Tom Shakespeare

Having changed jobs, I have had to learn again the key lesson of disability: that people are disabled by their environment more than by their bodies. I have mentioned the elevator before. Today, let’s talk about doors.

In my previous workplace, I never once opened a door. The entrance was automatic, the corridors unobstructed, and office doors were never shut. Here in the Medical School, there are many heavy fire doors, with spring closers. I am a wheelchair user with short arms. Pulling things towards you in a wheelchair is difficult – you need to brace the chair otherwise you simply wheel forward. To open a heavy door, I need to reach out and jerk back the handle with all my strength. That’s the door to the building; the door to our floor; the door to our office; the door to the kitchen; the door to the photocopier room; the door to the administrative office. Repeated many times a day.

After a month, my right shoulder was starting to suffer. Eventually, I went to the doctor. Tendonitis was diagnosed: an inflammation caused by over use. After a little longer, my left shoulder was in pain too. I had subconsciously switched hands to open doors, in order to avoid the pain in the right. Time to visit the physiotherapist again.

The point is, I am exactly the same person as before, but now I am in a different location, my impairment is causing me more pain and difficulties. If the building had been designed with automatic doors, or fewer doors, then I would have no problem.
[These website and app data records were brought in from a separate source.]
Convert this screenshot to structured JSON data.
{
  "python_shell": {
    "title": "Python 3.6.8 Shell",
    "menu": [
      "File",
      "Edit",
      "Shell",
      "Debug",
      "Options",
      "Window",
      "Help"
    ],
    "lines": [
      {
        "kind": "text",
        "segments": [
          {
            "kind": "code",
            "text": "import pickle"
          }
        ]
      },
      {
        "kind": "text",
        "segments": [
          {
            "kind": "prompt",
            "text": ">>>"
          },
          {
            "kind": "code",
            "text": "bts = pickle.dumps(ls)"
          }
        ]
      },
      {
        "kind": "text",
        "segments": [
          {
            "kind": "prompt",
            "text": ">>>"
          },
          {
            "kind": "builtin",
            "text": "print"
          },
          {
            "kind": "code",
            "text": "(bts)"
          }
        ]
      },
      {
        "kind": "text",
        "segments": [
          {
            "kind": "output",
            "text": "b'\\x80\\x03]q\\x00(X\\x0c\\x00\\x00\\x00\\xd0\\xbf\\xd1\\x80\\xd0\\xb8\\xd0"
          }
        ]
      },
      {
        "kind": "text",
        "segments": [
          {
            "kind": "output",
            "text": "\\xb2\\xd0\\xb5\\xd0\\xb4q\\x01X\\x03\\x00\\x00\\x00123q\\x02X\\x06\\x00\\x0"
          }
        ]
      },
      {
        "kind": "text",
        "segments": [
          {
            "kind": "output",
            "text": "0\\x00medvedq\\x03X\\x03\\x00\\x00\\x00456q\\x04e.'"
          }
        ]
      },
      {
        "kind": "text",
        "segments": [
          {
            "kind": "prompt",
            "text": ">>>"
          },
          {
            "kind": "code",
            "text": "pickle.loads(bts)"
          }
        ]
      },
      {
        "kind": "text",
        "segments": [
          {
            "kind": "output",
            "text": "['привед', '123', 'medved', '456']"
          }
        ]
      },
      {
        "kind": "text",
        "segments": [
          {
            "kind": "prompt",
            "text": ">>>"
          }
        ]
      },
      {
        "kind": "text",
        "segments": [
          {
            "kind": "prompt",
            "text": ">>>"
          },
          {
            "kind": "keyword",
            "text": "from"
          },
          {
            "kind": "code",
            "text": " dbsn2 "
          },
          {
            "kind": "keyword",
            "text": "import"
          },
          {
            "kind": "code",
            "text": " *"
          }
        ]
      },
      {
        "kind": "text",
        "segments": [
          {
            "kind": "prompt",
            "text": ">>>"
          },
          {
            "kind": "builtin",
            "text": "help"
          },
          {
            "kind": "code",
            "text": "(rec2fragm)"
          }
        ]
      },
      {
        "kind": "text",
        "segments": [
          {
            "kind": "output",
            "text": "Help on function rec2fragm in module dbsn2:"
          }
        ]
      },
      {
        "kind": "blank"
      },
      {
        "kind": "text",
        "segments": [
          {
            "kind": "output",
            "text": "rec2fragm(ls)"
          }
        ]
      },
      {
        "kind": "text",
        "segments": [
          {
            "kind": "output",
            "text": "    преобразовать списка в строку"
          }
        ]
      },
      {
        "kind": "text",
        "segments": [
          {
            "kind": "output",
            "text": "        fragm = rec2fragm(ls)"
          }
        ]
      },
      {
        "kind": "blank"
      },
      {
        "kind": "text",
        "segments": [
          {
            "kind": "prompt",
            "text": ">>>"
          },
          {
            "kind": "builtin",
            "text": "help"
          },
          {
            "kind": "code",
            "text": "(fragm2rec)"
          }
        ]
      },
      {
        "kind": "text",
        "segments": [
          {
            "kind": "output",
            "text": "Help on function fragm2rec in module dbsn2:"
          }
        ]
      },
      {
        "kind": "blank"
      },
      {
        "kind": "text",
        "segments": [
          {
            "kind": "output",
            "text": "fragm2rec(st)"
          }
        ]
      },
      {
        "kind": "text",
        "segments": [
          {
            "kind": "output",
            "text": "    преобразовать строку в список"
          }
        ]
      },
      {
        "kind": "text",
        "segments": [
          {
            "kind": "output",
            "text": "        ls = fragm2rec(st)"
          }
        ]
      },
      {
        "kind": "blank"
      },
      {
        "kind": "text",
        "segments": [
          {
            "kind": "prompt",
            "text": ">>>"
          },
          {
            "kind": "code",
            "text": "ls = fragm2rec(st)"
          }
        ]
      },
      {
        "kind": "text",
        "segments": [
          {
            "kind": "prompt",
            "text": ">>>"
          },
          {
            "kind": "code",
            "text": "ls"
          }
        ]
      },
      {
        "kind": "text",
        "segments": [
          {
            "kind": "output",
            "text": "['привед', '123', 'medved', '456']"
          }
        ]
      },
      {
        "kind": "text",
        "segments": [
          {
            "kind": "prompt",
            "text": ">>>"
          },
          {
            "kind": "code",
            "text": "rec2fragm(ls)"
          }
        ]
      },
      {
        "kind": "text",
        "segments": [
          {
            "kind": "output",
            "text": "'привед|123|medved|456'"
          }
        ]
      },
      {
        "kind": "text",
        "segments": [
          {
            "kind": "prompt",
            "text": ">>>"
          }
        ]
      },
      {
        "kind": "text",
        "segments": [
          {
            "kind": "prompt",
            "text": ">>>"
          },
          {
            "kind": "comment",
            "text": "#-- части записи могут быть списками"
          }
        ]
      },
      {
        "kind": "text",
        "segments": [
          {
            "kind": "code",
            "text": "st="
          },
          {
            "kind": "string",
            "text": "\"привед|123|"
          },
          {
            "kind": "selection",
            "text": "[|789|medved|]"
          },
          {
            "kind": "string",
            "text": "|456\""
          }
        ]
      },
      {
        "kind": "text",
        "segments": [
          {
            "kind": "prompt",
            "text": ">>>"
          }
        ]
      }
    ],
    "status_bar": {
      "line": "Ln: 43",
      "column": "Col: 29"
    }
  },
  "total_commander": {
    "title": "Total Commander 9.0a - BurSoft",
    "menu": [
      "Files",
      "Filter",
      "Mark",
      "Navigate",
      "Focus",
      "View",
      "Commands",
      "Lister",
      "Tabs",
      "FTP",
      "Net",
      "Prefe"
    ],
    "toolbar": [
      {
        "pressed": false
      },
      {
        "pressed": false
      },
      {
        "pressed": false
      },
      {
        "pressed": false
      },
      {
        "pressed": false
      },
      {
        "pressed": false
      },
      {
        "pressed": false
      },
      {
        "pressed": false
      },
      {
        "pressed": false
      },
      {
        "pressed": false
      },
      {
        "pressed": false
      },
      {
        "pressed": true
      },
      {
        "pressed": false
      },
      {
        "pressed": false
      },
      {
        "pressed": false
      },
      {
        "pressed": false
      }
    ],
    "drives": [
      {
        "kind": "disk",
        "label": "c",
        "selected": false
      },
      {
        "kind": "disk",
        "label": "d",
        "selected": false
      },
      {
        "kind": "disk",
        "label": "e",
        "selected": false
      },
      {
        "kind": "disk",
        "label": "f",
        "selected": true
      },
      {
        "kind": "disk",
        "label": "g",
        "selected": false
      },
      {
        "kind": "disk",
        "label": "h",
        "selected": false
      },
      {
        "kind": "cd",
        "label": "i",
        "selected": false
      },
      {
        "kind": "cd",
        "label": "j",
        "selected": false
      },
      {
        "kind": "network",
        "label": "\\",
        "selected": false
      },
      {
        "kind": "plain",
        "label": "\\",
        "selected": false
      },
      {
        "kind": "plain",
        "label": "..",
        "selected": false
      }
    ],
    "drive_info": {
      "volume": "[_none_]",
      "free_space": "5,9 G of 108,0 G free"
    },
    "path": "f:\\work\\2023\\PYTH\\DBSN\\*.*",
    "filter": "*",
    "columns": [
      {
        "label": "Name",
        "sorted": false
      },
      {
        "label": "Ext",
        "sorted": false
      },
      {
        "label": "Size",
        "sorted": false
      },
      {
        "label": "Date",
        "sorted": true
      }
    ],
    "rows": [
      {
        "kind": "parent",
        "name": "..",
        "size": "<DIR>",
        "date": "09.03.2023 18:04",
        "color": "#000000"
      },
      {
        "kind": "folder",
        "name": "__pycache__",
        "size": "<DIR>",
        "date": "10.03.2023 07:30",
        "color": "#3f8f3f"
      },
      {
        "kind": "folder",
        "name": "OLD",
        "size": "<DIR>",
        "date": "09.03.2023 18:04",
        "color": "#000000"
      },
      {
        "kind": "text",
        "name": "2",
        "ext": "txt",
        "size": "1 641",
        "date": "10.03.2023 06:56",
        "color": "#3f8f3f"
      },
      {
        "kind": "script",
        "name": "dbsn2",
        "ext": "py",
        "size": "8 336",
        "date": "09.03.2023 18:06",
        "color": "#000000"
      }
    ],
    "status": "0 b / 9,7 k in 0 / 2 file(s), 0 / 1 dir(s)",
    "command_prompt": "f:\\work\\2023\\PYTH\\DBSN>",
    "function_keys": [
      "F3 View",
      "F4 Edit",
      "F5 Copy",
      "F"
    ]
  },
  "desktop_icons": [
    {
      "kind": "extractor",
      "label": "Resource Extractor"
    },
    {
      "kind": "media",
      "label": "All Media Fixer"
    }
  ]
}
But thankfully, there is a solution. The bureaucratic wheels have turned, and now, hey presto, there are automatic openers on the doors I need. Hit the button, open sesame! It’s easier for everyone. There now, that wasn’t so difficult, was it?